- About this task: Scan the entries below for the string "dalam" and copy every line where it turns up.
Segment Start: Excerpted records
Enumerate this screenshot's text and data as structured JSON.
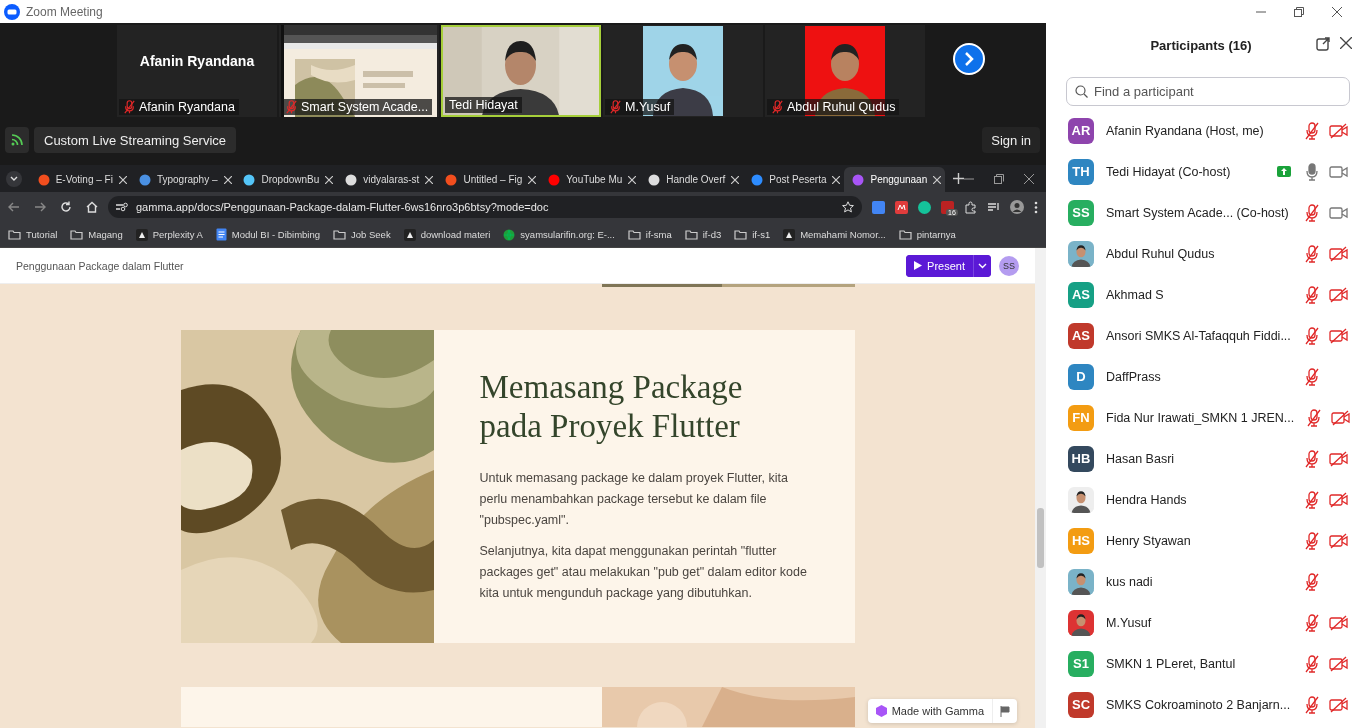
{
  "window": {
    "title": "Zoom Meeting"
  },
  "video_strip": {
    "tiles": [
      {
        "kind": "name",
        "display_name": "Afanin Ryandana",
        "label": "Afanin Ryandana",
        "muted": true,
        "speaking": false
      },
      {
        "kind": "screen",
        "label": "Smart System Acade...",
        "muted": true,
        "speaking": false
      },
      {
        "kind": "camera",
        "label": "Tedi Hidayat",
        "muted": false,
        "speaking": true
      },
      {
        "kind": "portrait",
        "label": "M.Yusuf",
        "muted": true,
        "speaking": false
      },
      {
        "kind": "portrait",
        "label": "Abdul Ruhul Qudus",
        "muted": true,
        "speaking": false
      }
    ]
  },
  "live_button": "Custom Live Streaming Service",
  "sign_in": "Sign in",
  "browser": {
    "tabs": [
      {
        "label": "E-Voting – Fi",
        "kind": "figma",
        "selected": false
      },
      {
        "label": "Typography –",
        "kind": "circle",
        "selected": false
      },
      {
        "label": "DropdownBu",
        "kind": "flutter",
        "selected": false
      },
      {
        "label": "vidyalaras-st",
        "kind": "github",
        "selected": false
      },
      {
        "label": "Untitled – Fig",
        "kind": "figma",
        "selected": false
      },
      {
        "label": "YouTube Mu",
        "kind": "youtube",
        "selected": false
      },
      {
        "label": "Handle Overf",
        "kind": "chatgpt",
        "selected": false
      },
      {
        "label": "Post Peserta",
        "kind": "zoom",
        "selected": false
      },
      {
        "label": "Penggunaan",
        "kind": "gamma",
        "selected": true
      }
    ],
    "url": "gamma.app/docs/Penggunaan-Package-dalam-Flutter-6ws16nro3p6btsy?mode=doc",
    "extension_badge": "16",
    "bookmarks": [
      {
        "label": "Tutorial",
        "kind": "folder"
      },
      {
        "label": "Magang",
        "kind": "folder"
      },
      {
        "label": "Perplexity A",
        "kind": "site"
      },
      {
        "label": "Modul BI - Dibimbing",
        "kind": "doc"
      },
      {
        "label": "Job Seek",
        "kind": "folder"
      },
      {
        "label": "download materi",
        "kind": "site"
      },
      {
        "label": "syamsularifin.org: E-...",
        "kind": "globe"
      },
      {
        "label": "if-sma",
        "kind": "folder"
      },
      {
        "label": "if-d3",
        "kind": "folder"
      },
      {
        "label": "if-s1",
        "kind": "folder"
      },
      {
        "label": "Memahami Nomor...",
        "kind": "site"
      },
      {
        "label": "pintarnya",
        "kind": "folder"
      }
    ]
  },
  "document": {
    "title": "Penggunaan Package dalam Flutter",
    "present_button": "Present",
    "avatar": "SS",
    "slide": {
      "heading": [
        "Memasang Package",
        "pada Proyek Flutter"
      ],
      "paragraphs": [
        "Untuk memasang package ke dalam proyek Flutter, kita perlu menambahkan package tersebut ke dalam file \"pubspec.yaml\".",
        "Selanjutnya, kita dapat menggunakan perintah \"flutter packages get\" atau melakukan \"pub get\" dalam editor kode kita untuk mengunduh package yang dibutuhkan."
      ]
    },
    "made_with": "Made with Gamma"
  },
  "participants": {
    "title": "Participants (16)",
    "search": {
      "placeholder": "Find a participant"
    },
    "items": [
      {
        "kind": "initials",
        "initials": "AR",
        "color": "#8e44ad",
        "name": "Afanin Ryandana (Host, me)",
        "sharing": false,
        "mic_muted": true,
        "video_off": true
      },
      {
        "kind": "initials",
        "initials": "TH",
        "color": "#2e86c1",
        "name": "Tedi Hidayat (Co-host)",
        "sharing": true,
        "mic_muted": false,
        "video_off": false
      },
      {
        "kind": "initials",
        "initials": "SS",
        "color": "#27ae60",
        "name": "Smart System Acade...  (Co-host)",
        "sharing": false,
        "mic_muted": true,
        "video_off": false
      },
      {
        "name": "Abdul Ruhul Qudus",
        "sharing": false,
        "mic_muted": true,
        "video_off": true
      },
      {
        "kind": "initials",
        "initials": "AS",
        "color": "#16a085",
        "name": "Akhmad S",
        "sharing": false,
        "mic_muted": true,
        "video_off": true
      },
      {
        "kind": "initials",
        "initials": "AS",
        "color": "#c0392b",
        "name": "Ansori SMKS Al-Tafaqquh Fiddi...",
        "sharing": false,
        "mic_muted": true,
        "video_off": true
      },
      {
        "kind": "initials",
        "initials": "D",
        "color": "#2e86c1",
        "name": "DaffPrass",
        "sharing": false,
        "mic_muted": true
      },
      {
        "kind": "initials",
        "initials": "FN",
        "color": "#f39c12",
        "name": "Fida Nur Irawati_SMKN 1 JREN...",
        "sharing": false,
        "mic_muted": true,
        "video_off": true
      },
      {
        "kind": "initials",
        "initials": "HB",
        "color": "#34495e",
        "name": "Hasan Basri",
        "sharing": false,
        "mic_muted": true,
        "video_off": true
      },
      {
        "name": "Hendra Hands",
        "sharing": false,
        "mic_muted": true,
        "video_off": true
      },
      {
        "kind": "initials",
        "initials": "HS",
        "color": "#f39c12",
        "name": "Henry Styawan",
        "sharing": false,
        "mic_muted": true,
        "video_off": true
      },
      {
        "name": "kus nadi",
        "sharing": false,
        "mic_muted": true
      },
      {
        "name": "M.Yusuf",
        "sharing": false,
        "mic_muted": true,
        "video_off": true
      },
      {
        "kind": "initials",
        "initials": "S1",
        "color": "#27ae60",
        "name": "SMKN 1 PLeret, Bantul",
        "sharing": false,
        "mic_muted": true,
        "video_off": true
      },
      {
        "kind": "initials",
        "initials": "SC",
        "color": "#c0392b",
        "name": "SMKS Cokroaminoto 2 Banjarn...",
        "sharing": false,
        "mic_muted": true,
        "video_off": true
      }
    ]
  }
}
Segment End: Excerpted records
- Final answer:
    "url": "gamma.app/docs/Penggunaan-Package-dalam-Flutter-6ws16nro3p6btsy?mode=doc",
    "title": "Penggunaan Package dalam Flutter",
        "Untuk memasang package ke dalam proyek Flutter, kita perlu menambahkan package tersebut ke dalam file \"pubspec.yaml\".",
        "Selanjutnya, kita dapat menggunakan perintah \"flutter packages get\" atau melakukan \"pub get\" dalam editor kode kita untuk mengunduh package yang dibutuhkan."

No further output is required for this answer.